═════ Source records

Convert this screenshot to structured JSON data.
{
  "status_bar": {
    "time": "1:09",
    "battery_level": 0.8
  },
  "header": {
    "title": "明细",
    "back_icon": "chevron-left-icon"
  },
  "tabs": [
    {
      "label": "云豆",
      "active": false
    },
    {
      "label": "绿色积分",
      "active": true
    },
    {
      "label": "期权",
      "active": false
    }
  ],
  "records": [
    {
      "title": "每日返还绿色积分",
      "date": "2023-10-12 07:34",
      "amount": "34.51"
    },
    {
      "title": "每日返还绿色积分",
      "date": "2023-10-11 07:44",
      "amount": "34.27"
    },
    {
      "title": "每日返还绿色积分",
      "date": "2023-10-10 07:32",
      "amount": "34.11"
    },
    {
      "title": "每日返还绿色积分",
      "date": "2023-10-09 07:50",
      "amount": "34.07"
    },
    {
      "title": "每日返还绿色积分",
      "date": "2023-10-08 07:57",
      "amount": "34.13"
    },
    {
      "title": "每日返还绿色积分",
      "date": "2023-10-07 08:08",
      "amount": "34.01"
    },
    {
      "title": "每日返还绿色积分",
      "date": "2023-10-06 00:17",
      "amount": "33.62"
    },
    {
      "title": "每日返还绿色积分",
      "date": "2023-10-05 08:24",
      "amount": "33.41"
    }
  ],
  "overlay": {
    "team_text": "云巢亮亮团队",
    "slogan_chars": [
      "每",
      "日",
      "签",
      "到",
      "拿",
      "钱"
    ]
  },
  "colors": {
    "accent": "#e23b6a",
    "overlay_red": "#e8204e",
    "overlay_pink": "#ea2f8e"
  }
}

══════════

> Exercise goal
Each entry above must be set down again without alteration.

> Reply to the task
Convert this screenshot to structured JSON data.
{
  "status_bar": {
    "time": "1:09",
    "battery_level": 0.8
  },
  "header": {
    "title": "明细",
    "back_icon": "chevron-left-icon"
  },
  "tabs": [
    {
      "label": "云豆",
      "active": false
    },
    {
      "label": "绿色积分",
      "active": true
    },
    {
      "label": "期权",
      "active": false
    }
  ],
  "records": [
    {
      "title": "每日返还绿色积分",
      "date": "2023-10-12 07:34",
      "amount": "34.51"
    },
    {
      "title": "每日返还绿色积分",
      "date": "2023-10-11 07:44",
      "amount": "34.27"
    },
    {
      "title": "每日返还绿色积分",
      "date": "2023-10-10 07:32",
      "amount": "34.11"
    },
    {
      "title": "每日返还绿色积分",
      "date": "2023-10-09 07:50",
      "amount": "34.07"
    },
    {
      "title": "每日返还绿色积分",
      "date": "2023-10-08 07:57",
      "amount": "34.13"
    },
    {
      "title": "每日返还绿色积分",
      "date": "2023-10-07 08:08",
      "amount": "34.01"
    },
    {
      "title": "每日返还绿色积分",
      "date": "2023-10-06 00:17",
      "amount": "33.62"
    },
    {
      "title": "每日返还绿色积分",
      "date": "2023-10-05 08:24",
      "amount": "33.41"
    }
  ],
  "overlay": {
    "team_text": "云巢亮亮团队",
    "slogan_chars": [
      "每",
      "日",
      "签",
      "到",
      "拿",
      "钱"
    ]
  },
  "colors": {
    "accent": "#e23b6a",
    "overlay_red": "#e8204e",
    "overlay_pink": "#ea2f8e"
  }
}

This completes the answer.